** What you are asked to do **
Below are some records; work out how many of their lines contain "JSON" and give the number only.

━━━━━━━━

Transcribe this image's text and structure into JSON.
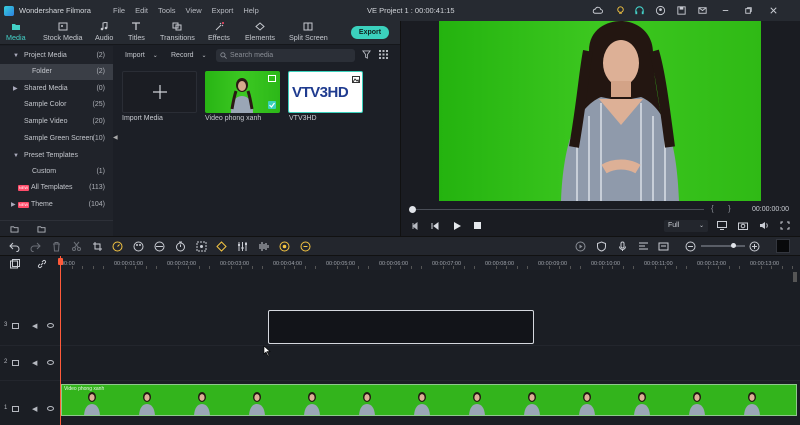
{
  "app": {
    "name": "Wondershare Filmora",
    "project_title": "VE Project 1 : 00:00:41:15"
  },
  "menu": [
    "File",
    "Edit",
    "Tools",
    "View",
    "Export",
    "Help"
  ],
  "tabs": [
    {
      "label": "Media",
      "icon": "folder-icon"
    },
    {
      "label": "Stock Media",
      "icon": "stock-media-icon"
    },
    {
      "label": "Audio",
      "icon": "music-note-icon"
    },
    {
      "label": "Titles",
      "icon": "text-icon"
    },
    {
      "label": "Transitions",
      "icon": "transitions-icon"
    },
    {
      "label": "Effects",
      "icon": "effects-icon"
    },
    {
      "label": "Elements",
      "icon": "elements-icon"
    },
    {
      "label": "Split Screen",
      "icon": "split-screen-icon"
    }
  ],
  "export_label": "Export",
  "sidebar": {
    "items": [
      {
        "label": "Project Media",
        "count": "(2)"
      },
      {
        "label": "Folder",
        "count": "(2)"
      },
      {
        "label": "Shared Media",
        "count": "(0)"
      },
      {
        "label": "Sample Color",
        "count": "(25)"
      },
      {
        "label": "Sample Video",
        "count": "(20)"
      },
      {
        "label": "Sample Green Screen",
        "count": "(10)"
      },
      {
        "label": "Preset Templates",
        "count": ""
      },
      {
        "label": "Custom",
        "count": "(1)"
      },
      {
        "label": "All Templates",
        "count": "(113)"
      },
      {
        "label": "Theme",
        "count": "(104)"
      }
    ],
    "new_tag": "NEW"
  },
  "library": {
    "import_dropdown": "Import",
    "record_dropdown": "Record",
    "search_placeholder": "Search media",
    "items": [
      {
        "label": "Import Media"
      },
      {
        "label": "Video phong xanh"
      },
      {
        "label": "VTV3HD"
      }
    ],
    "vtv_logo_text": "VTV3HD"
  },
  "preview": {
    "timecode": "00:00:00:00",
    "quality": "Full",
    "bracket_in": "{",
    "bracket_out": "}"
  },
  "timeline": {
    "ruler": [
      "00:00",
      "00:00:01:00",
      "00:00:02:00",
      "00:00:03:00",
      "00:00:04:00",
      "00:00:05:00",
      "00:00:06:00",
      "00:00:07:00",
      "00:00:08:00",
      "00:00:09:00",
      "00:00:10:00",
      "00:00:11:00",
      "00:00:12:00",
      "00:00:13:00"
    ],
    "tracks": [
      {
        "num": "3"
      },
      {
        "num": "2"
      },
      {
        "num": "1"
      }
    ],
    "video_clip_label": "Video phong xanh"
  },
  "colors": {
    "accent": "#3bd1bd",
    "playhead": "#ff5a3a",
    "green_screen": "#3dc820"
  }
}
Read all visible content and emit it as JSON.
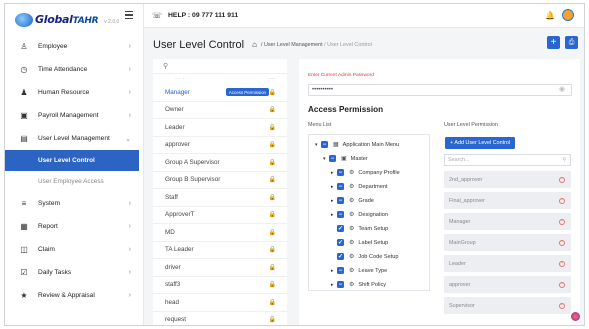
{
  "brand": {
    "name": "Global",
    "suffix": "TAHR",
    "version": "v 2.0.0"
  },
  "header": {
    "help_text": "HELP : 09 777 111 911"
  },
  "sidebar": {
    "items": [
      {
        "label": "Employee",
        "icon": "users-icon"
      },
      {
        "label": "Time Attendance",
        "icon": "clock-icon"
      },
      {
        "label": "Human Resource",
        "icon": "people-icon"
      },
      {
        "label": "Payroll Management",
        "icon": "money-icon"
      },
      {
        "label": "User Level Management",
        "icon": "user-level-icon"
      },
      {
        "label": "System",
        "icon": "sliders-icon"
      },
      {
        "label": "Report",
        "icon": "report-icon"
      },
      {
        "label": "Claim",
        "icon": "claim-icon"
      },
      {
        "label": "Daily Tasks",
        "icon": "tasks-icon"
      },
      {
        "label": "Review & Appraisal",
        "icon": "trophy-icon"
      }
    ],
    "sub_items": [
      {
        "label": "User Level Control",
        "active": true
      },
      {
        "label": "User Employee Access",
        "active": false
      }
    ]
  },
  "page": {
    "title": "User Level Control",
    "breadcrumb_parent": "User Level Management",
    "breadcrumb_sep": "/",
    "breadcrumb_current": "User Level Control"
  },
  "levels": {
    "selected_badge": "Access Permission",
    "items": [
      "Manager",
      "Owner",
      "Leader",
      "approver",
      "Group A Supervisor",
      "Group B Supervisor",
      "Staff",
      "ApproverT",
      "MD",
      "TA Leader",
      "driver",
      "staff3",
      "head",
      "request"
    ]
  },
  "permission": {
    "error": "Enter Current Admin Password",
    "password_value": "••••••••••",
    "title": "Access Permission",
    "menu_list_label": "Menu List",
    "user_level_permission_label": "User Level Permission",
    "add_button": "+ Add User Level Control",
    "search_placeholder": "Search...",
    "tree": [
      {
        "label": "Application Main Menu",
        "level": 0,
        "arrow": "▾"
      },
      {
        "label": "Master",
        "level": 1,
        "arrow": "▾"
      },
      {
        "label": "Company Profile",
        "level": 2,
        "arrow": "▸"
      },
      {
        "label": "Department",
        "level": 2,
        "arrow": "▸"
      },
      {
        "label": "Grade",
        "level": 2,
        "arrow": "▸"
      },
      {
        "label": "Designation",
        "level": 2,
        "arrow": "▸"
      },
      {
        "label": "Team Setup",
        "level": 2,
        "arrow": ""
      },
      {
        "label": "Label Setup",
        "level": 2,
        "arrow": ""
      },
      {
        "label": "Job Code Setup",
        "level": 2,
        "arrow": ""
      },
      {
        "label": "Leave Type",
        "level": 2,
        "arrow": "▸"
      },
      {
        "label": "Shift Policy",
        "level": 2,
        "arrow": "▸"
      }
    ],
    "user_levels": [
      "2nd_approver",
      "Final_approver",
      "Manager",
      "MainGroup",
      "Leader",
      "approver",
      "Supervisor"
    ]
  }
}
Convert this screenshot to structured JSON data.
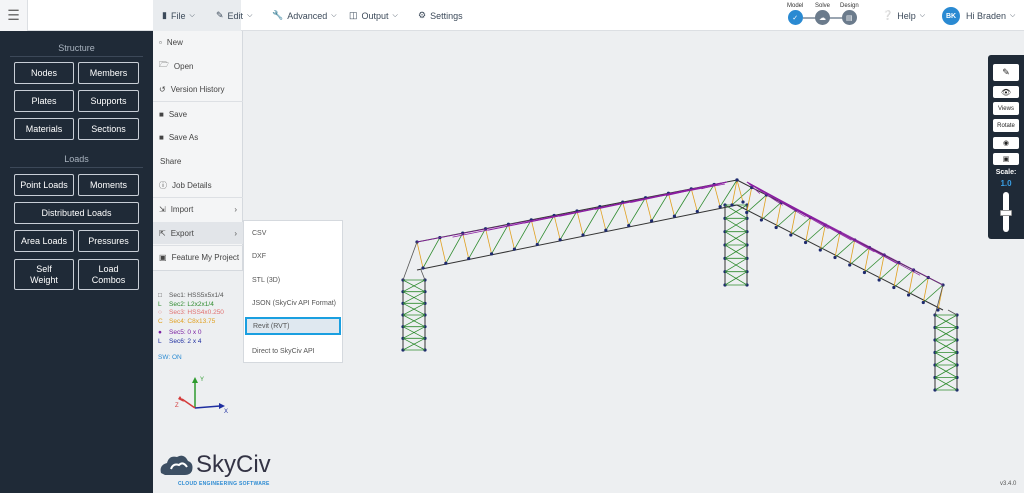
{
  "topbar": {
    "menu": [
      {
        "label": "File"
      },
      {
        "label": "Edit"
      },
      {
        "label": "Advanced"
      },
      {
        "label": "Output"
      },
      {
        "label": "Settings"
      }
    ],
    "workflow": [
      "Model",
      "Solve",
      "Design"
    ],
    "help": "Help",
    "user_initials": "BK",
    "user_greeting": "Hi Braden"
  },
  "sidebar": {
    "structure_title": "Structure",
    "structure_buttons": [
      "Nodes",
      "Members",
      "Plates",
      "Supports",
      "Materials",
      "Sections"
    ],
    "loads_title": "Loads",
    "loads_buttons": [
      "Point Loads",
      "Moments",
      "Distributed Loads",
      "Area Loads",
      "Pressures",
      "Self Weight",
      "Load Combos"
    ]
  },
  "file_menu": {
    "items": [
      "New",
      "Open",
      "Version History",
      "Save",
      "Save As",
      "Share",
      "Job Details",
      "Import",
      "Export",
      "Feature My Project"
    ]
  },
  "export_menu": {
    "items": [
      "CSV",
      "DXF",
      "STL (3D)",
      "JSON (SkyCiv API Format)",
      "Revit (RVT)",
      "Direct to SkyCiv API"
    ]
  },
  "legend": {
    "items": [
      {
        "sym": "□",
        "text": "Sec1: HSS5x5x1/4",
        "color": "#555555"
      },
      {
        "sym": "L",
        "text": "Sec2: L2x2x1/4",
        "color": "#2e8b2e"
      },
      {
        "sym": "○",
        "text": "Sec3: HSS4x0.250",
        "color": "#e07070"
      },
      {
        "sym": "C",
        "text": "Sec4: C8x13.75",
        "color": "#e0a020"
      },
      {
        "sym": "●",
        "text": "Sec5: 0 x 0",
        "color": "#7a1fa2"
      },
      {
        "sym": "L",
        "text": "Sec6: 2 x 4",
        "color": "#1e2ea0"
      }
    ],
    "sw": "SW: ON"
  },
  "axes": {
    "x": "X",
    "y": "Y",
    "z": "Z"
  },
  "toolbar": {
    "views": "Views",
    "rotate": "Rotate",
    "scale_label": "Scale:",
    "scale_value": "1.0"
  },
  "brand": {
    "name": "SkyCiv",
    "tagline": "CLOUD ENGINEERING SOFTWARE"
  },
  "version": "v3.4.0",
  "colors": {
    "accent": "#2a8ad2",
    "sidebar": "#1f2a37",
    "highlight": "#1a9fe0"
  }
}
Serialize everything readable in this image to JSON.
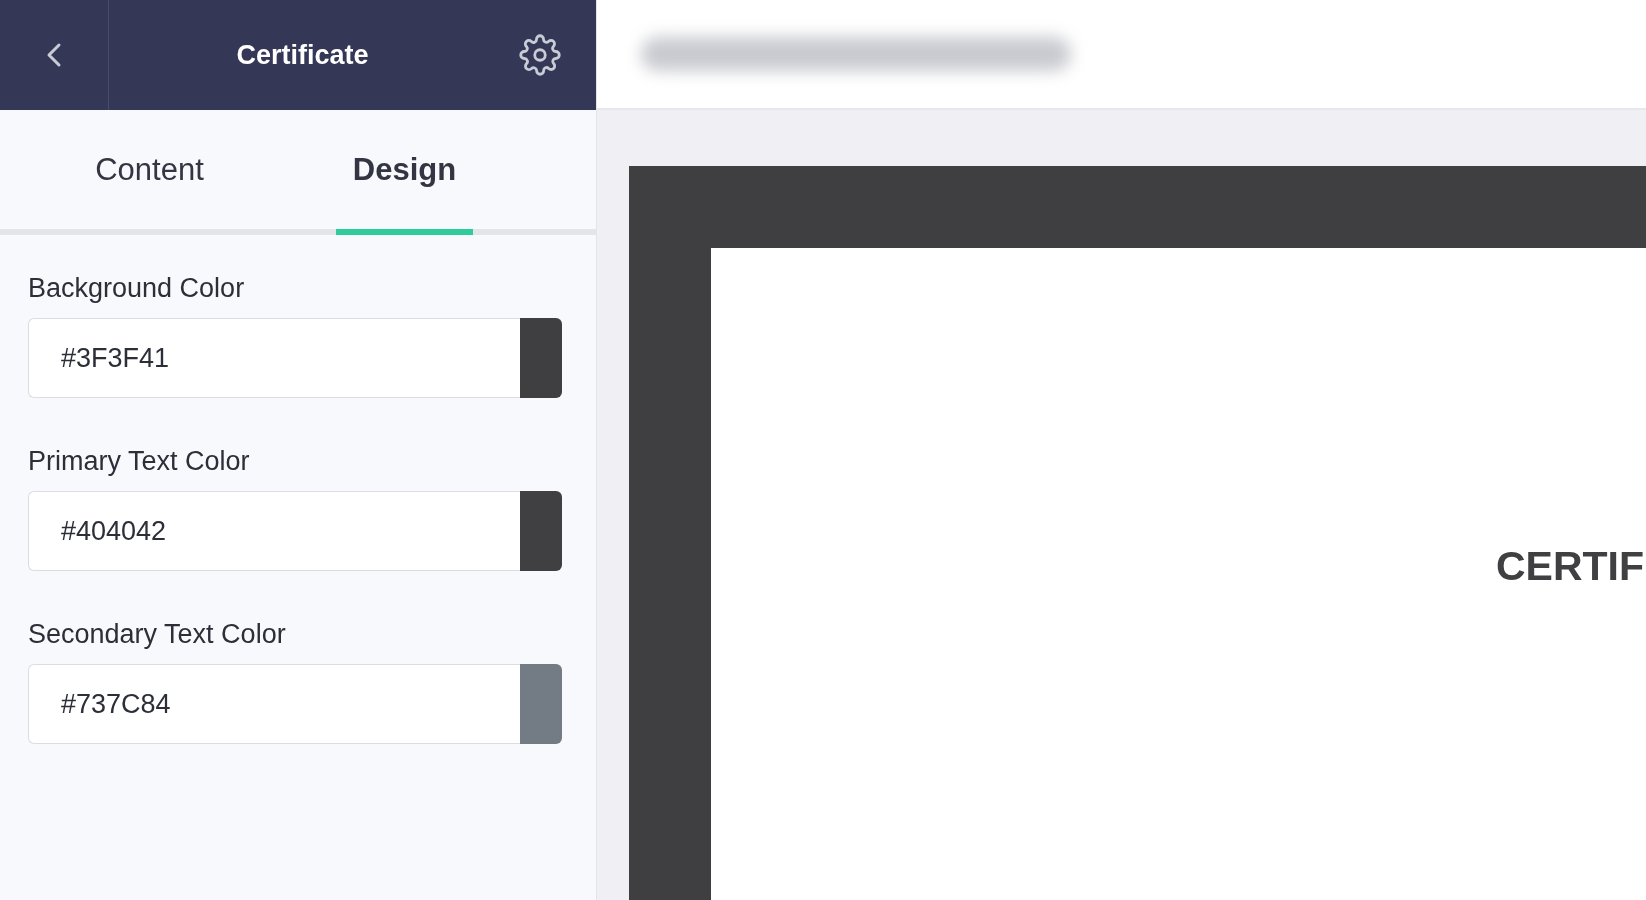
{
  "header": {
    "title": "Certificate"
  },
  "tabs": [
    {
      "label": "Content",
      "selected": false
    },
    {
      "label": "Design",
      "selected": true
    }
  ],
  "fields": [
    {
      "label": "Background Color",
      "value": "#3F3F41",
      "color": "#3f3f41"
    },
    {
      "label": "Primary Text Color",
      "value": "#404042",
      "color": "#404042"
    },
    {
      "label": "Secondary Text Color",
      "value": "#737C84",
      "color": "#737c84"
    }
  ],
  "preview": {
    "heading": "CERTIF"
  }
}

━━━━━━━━

** Response box **
5